The NEC group is providing the system hardware and software as well as system development service, while JDS is providing the system and the service platform to cable operators and hotels.



Conferences & Events

June 19-21, 2002, Cologne, Germany

The 3rd Workshop and Exhibition on MPEG-4
June 25-27, 2002, San Jose, CA, USA

Mobile Multimedia Messaging Content & Applications Congress
June 26-28, 2002, Amsterdam, The Netherlands

June 28-29, Budapest, Hungary

NetMedia Awards
July 4, 2002, London, UK

The Musical Brain
July 12, 2002, London, UK

The International Herald Tribune
, the world's daily newspaper is the leading source of global news in English available 6 days a week. Decision makers and opinion leaders recognize the International Herald Tribune as the most complete, credible and concise daily briefing on major issues and events around the world. The IHT is published in Paris and printed in 24 print sites around the world.
For more information please visit the website on

August 15-17, 2002, Cologne, Germany

Thomas Dolby's Polyphonic Ringtone composition workshops
August 16, 2002, Helsinki, Finland August 20-21, 2002, London, UK

MIAC 2002
August 25-26, 2002, Toronto, Canada

ICME 2002 - IEEE Int. Conf. & Expo on Multimedia
August 26-29, 2002, Lausanne, Switzerland

Ars Electronica Festival
September 7-12, 2002, Linz, Austria

IBC 2002
Conference September 12-16, 2002, Exhibits September 13-17, 2002, Amsterdam, The Netherlands

The NAB Radio Show
September 12-14, 2002, Seattle, WA, USA

New Media Summit
September 18-20, 2002, Palm Springs, CA, USA

Digital Hollywood
September 23-25, 2002, Los Angeles, CA, USA

Orbit/Comdex Europe 2002
September 24-27, 2002, Basel, Switzerland

Streaming Media East 2002
October 2-4, 2002, New York, NY, USA

AES 113th Convention
October 5-8, 2002, Los Angeles, CA, USA

World Summit on Internet and Multimedia
October 8-11, 2002, Montreux, Switzerland

ISMIR 2002 - 3rd Int. Conf. on Music Information Retrieval
October 13-17, 2002, Paris, France

FUTURE TV Workshop
October 25-31, 2002, Helsinki, Finland

Content Summit 02
November 6-8, 2002, Zurich, Switzerland

NAB European Radio Conference
November 11-13, 2002, Paris, France

Doors of Perception
November 14-16, Amsterdam, The Netherlands

Streaming Media Europe 2002
December 3-5, 2002, London, UK

WEDELMUSIC 2002 - 2nd Int. Conf. on Web Delivery of Music
December 9-11, 2002, Darmstadt, Germany

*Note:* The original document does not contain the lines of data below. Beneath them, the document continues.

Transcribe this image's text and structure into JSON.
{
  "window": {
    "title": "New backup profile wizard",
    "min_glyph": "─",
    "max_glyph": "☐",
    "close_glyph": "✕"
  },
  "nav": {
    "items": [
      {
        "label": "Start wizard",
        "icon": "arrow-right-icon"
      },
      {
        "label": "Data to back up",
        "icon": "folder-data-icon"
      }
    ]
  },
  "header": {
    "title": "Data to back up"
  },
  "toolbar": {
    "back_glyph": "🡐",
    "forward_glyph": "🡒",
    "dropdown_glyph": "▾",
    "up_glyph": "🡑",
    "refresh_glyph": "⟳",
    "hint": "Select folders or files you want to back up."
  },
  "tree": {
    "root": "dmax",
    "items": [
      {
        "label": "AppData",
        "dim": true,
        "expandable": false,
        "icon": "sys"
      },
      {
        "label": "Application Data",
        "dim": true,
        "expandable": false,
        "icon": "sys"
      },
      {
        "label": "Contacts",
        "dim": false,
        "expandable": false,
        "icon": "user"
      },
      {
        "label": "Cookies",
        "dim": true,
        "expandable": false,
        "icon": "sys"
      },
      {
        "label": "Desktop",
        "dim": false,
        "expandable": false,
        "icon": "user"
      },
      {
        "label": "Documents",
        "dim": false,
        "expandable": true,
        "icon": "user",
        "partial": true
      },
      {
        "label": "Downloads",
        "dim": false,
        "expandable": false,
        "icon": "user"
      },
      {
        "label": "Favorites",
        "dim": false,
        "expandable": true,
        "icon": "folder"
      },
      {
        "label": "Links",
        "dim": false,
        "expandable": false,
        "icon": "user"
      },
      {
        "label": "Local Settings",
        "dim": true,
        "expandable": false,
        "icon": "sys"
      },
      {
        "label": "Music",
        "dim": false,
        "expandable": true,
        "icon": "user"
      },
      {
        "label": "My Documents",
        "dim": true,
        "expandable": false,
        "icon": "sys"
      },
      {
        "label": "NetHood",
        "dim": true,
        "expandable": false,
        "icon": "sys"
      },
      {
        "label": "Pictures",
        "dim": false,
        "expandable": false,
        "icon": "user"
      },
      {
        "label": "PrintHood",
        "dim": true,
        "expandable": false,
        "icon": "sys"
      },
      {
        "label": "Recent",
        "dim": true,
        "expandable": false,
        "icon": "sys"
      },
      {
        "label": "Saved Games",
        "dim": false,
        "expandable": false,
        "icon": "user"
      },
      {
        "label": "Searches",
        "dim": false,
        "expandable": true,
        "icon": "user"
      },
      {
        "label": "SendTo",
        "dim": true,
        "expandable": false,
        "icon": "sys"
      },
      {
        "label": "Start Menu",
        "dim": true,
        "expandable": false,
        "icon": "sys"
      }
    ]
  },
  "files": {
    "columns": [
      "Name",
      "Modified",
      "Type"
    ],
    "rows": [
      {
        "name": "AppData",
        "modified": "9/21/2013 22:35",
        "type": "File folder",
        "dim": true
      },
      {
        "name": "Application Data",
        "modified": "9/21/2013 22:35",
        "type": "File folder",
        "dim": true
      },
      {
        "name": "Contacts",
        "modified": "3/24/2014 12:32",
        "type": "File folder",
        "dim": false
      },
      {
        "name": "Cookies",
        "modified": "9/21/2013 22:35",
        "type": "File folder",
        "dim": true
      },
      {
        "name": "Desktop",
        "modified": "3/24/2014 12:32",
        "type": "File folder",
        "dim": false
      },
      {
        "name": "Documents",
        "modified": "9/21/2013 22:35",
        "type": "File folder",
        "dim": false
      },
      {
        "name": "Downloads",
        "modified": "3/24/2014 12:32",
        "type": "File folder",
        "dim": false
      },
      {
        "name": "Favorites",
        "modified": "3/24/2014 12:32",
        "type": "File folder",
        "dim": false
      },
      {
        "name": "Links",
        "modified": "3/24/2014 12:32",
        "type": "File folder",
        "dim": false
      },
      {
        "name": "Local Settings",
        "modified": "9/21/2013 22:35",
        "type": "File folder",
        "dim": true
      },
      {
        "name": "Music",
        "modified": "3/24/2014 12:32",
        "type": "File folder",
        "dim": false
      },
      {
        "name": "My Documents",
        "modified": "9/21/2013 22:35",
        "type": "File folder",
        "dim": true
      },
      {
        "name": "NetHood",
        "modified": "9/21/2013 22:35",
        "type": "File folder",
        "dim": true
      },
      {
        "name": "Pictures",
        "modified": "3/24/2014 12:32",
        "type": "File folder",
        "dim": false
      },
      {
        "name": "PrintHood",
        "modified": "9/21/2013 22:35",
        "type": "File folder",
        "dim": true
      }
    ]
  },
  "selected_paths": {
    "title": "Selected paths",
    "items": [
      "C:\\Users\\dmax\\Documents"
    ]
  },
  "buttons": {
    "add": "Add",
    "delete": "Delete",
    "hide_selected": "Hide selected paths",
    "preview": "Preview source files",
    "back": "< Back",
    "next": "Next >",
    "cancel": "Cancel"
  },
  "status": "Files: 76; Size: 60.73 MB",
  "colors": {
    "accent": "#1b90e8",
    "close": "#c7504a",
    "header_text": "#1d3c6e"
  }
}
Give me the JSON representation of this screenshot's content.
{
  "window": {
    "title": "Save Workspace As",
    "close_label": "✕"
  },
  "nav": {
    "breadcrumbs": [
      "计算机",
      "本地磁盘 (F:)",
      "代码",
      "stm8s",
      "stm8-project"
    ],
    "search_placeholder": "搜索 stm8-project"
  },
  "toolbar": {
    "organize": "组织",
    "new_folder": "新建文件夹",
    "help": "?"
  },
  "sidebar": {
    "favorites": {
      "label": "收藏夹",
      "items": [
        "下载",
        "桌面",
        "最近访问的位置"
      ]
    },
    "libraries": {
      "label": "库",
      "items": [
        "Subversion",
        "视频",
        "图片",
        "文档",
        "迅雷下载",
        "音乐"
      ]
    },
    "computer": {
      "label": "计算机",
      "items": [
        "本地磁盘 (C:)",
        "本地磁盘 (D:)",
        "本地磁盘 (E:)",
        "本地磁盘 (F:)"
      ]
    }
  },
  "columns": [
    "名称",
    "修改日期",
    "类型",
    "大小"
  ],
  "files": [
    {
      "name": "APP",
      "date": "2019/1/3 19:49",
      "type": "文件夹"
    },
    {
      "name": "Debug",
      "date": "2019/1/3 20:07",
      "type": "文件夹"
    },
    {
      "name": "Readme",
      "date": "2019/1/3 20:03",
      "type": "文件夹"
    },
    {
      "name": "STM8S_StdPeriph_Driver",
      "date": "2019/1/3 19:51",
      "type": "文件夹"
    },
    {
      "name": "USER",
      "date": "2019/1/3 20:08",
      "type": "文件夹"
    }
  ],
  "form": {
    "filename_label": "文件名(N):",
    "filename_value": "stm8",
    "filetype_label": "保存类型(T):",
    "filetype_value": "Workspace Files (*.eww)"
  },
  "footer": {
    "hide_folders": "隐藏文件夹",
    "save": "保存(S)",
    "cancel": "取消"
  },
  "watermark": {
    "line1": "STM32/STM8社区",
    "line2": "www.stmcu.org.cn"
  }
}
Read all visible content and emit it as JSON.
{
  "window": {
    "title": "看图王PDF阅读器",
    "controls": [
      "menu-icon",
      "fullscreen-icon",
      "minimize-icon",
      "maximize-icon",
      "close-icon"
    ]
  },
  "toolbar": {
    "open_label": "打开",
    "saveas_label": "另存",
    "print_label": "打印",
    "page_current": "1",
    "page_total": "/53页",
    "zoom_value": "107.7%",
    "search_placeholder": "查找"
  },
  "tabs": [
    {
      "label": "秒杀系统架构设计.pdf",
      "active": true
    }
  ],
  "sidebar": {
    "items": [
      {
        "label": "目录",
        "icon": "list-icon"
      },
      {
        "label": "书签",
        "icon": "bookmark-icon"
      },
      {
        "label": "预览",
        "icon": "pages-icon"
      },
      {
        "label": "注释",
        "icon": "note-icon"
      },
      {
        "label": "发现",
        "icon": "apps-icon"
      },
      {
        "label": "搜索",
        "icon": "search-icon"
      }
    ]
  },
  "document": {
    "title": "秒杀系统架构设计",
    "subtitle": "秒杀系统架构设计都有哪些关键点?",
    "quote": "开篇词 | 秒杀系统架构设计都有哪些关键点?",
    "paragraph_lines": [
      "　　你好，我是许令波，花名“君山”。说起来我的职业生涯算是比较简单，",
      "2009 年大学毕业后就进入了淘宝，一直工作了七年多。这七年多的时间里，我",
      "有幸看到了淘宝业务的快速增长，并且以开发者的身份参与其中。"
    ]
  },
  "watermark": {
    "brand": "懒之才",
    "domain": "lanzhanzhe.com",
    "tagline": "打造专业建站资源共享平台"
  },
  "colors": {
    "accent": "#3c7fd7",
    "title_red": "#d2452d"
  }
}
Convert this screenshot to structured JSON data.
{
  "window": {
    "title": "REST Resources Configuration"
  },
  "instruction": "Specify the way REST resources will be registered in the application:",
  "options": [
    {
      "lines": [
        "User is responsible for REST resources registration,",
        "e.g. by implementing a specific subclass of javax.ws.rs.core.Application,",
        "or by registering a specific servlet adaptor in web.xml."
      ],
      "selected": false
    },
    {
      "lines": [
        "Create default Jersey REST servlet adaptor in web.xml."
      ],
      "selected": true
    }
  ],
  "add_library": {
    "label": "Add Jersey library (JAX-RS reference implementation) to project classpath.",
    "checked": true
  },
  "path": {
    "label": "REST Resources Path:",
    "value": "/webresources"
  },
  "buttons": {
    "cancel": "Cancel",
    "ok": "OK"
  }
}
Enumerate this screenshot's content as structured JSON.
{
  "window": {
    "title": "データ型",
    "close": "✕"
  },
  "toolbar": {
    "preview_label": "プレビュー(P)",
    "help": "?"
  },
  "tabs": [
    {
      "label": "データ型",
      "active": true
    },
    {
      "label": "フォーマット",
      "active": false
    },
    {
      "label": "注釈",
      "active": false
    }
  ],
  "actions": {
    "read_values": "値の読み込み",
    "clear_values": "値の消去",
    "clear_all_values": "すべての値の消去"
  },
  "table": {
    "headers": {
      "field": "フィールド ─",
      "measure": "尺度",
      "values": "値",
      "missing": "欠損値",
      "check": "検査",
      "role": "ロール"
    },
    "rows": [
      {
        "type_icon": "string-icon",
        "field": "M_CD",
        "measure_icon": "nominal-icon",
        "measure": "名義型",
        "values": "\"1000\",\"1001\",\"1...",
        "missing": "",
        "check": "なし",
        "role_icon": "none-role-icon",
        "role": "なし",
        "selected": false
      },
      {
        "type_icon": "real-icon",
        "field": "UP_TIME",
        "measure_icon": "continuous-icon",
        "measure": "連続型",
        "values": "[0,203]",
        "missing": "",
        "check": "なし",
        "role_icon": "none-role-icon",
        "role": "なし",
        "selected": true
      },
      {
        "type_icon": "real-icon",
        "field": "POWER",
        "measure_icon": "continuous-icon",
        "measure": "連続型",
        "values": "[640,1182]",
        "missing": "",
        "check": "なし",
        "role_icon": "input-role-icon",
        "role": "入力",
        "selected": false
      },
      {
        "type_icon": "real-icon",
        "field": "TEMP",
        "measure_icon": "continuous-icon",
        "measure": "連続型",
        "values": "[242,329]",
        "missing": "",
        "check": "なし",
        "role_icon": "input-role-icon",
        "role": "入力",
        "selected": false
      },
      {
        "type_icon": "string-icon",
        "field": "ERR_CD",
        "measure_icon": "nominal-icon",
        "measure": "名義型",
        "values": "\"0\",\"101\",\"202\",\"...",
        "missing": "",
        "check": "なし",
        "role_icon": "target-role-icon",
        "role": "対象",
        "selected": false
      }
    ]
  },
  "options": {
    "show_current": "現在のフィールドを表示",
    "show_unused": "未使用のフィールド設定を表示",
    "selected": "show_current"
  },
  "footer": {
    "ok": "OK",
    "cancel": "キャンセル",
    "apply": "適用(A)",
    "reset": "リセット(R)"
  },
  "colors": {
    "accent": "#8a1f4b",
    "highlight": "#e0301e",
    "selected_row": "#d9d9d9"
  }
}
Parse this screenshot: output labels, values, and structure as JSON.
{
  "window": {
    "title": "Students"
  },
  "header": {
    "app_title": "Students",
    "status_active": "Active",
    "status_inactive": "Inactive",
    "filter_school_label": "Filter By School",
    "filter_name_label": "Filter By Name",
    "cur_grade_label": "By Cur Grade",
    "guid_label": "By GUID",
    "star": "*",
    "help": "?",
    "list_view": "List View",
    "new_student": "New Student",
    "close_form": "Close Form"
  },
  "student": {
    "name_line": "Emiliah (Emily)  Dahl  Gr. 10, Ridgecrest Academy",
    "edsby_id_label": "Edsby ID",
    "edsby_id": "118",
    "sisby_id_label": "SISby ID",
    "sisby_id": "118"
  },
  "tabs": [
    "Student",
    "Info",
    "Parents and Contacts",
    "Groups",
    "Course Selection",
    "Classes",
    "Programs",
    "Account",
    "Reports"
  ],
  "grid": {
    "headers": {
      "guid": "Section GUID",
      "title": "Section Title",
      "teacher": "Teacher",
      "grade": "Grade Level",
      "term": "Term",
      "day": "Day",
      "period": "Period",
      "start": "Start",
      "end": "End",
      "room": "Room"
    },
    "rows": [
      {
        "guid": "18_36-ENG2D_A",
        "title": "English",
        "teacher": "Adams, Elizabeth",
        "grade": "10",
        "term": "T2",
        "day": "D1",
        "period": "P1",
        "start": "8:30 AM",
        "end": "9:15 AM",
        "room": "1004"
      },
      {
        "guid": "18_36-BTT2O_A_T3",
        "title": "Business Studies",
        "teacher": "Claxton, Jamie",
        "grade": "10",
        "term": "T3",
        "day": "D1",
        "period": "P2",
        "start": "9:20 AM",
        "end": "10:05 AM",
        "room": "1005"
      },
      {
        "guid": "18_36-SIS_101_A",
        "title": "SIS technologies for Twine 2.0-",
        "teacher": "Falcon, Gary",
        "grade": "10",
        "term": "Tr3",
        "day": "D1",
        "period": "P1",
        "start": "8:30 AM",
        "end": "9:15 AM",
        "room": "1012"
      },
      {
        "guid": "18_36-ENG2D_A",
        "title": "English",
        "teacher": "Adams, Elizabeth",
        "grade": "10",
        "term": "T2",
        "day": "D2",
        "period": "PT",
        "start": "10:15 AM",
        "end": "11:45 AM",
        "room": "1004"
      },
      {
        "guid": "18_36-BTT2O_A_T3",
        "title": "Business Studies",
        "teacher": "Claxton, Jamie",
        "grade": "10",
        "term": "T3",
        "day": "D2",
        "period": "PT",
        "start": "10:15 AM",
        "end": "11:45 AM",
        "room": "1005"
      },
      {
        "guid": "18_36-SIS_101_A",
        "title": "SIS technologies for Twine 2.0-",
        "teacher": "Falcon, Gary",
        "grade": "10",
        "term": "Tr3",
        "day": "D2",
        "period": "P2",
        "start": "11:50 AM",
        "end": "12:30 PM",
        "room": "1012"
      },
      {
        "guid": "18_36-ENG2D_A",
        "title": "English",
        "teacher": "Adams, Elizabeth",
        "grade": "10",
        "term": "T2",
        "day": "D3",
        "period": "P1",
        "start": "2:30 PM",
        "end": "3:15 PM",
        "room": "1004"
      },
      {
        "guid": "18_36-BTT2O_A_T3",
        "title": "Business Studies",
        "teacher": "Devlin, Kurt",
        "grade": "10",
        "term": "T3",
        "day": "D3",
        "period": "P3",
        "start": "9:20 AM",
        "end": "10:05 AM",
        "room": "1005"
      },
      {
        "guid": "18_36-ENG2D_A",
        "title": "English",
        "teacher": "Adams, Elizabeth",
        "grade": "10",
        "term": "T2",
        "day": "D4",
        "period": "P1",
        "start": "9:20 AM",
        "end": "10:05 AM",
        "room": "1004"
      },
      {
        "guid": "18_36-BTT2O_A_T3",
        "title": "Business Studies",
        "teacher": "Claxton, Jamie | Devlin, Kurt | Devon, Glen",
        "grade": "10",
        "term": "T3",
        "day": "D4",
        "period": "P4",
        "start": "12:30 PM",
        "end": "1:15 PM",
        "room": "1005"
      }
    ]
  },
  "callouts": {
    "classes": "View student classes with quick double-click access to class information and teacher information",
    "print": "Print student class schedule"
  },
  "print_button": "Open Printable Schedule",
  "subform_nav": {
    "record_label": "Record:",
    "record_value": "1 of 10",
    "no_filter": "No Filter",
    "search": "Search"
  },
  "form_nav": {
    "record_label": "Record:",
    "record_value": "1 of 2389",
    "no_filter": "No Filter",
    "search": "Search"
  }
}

Copyright 2002 Sonaris Consulting, Felix Bopp. All rights reserved. Reproduction in whole or in part in any form or medium without written permission is prohibited. Sonaris Consulting cannot accept responsibility for the accuracy of information supplied herein or for any opinion expressed.